On Sunday, May 9, Jeanne T. led a small group in learning about how to identify birds by sound (“birding by ear”) at Wetlands Park. This is the first trip like this RRAS has done in a while and it was a nice change to get out and test our listening skills in new ways. We began with an introduction to some birding by ear resources (provided below) and by sharing our own experiences listening to birdsong and calls. Jeanne shared the enchantment of listening to American Robins sing in the evening as a child. Nearly all the stories were of relatively common birds, bringing a new kind of joy and discovery to our birding experiences even when staying close to home.
Baby birds of prey, entertaining all day. By, Mandi Crinigan
Previously, I told you the story of a fledgling House Finch. It’s super easy to be cute if you are a baby songbird. But can “Birds of Prey” also be cute and entertaining? Oh yes, absolutely! They can also scare the bejeezus out of you!
The happiness and happenings of my backyard buddies.
By, Mandi Crinigan
It’s routine. Before my coffee or any other household demands, I’m outside tending to my yard. Really, I’m tending to the habitat and nourishment of my backyard birds. “I have to water the plants.” really means I’m checking the bird baths, the seeds, the hummingbird feeders and yes, I am also watering the plants. I tell the birds they are making a mess, that I have their snacks and fresh water for them. They watch me move around the yard. My presence is expected and only disturbs my more sensitive visitors, like the Gambel's Quail and Mourning Doves. The House Finches are particularly busy and needy right now.
Photos and Article By: Cathy Kozmary and Andrea Wirth
The Red Rock Audubon Society (RRAS) organized a group of volunteers who spent a morning on March 27th filling in open fence posts in the Pahranagat National Wildlife Refuge (https://www.fws.gov/refuge/Pahranagat/). Red Rock Audubon’s mission is to bring people together for the conservation and enjoyment of birds, other wildlife, and the natural world throughout Southern Nevada and neighboring areas. This event is a part of ensuring this mission is accomplished.

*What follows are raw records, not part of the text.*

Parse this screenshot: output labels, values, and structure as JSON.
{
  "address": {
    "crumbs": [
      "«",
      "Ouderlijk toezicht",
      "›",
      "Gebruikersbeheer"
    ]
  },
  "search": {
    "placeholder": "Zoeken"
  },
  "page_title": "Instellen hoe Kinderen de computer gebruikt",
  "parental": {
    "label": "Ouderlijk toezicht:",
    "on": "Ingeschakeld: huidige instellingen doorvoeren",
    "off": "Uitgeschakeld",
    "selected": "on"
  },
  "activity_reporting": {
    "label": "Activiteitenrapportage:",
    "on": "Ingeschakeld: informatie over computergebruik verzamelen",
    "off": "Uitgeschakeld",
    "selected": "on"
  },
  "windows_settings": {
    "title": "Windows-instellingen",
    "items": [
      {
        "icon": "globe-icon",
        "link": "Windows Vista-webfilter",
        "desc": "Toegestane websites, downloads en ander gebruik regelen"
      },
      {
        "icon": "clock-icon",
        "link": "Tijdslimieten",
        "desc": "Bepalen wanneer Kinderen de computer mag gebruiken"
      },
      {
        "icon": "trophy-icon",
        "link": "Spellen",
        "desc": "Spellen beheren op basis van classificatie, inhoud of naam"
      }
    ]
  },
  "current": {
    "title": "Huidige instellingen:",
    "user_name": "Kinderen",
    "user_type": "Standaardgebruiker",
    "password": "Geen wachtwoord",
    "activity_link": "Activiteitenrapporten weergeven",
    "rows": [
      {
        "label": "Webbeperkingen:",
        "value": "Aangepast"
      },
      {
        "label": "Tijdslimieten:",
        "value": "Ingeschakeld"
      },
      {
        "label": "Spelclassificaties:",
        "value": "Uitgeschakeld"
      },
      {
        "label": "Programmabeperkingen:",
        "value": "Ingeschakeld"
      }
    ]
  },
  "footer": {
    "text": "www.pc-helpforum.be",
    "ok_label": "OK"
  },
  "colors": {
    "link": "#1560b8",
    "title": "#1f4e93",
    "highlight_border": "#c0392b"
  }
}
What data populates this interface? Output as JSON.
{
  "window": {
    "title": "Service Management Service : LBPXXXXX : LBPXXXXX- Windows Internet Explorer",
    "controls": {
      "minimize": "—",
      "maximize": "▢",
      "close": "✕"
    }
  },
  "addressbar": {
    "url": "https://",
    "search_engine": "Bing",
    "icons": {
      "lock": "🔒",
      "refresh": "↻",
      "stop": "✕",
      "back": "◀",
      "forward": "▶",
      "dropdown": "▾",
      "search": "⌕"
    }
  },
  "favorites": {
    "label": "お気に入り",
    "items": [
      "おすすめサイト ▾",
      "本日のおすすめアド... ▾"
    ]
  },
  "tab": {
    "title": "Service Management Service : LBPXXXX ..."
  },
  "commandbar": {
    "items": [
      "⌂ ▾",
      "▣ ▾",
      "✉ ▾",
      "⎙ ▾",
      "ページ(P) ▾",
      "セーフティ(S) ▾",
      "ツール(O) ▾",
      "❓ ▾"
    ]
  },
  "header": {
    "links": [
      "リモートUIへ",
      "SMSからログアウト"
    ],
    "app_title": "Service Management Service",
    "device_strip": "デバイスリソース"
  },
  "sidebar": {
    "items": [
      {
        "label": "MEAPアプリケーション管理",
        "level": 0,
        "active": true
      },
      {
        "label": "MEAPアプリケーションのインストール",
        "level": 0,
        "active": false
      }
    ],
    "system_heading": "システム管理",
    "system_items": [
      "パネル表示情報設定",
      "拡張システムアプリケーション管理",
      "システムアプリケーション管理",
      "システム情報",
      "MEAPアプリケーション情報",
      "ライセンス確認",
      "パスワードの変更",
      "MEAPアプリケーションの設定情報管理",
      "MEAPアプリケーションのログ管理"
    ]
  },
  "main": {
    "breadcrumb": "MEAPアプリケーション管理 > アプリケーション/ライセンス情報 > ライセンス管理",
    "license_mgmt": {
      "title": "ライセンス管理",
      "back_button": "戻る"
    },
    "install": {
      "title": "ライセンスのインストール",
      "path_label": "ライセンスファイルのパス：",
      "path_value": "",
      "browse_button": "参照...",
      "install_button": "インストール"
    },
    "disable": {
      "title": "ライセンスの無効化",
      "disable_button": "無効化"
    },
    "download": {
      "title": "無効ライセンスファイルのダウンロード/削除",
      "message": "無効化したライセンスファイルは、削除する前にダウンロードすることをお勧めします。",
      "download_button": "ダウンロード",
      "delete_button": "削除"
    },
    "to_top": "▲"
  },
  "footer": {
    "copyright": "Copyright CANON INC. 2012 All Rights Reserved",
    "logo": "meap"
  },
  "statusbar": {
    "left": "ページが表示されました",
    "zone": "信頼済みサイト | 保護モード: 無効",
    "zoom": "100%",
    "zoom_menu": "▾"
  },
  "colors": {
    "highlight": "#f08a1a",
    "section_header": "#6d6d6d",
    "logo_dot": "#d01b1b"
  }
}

Article and Photos By: Cathy Kozmary
Whilst some may think that Shoshone CA was built around the Crowbar Café & Saloon, the true source of the tiny town lies in it’s incredible spring. From it flows more than 700 gallons of water per minute, and provides the town with drinking water, fills the pool, the pond and the wetlands. Back in 80’s, a small population of the Shoshone Pupfish was discovered – 12 of them in total. They were put into a small pond near the source of the spring, protected and have grown into a thriving population. These Pupfish exist only in Shoshone, a small city with a variety of wildlife. Len Warren, with The Nature Conservancy, agreed to spend a Sunday morning hosting a Red Rock Audubon birding event, and show us his work in the Shoshone Wetlands. He said, “Let’s meet at the CROWBAR!”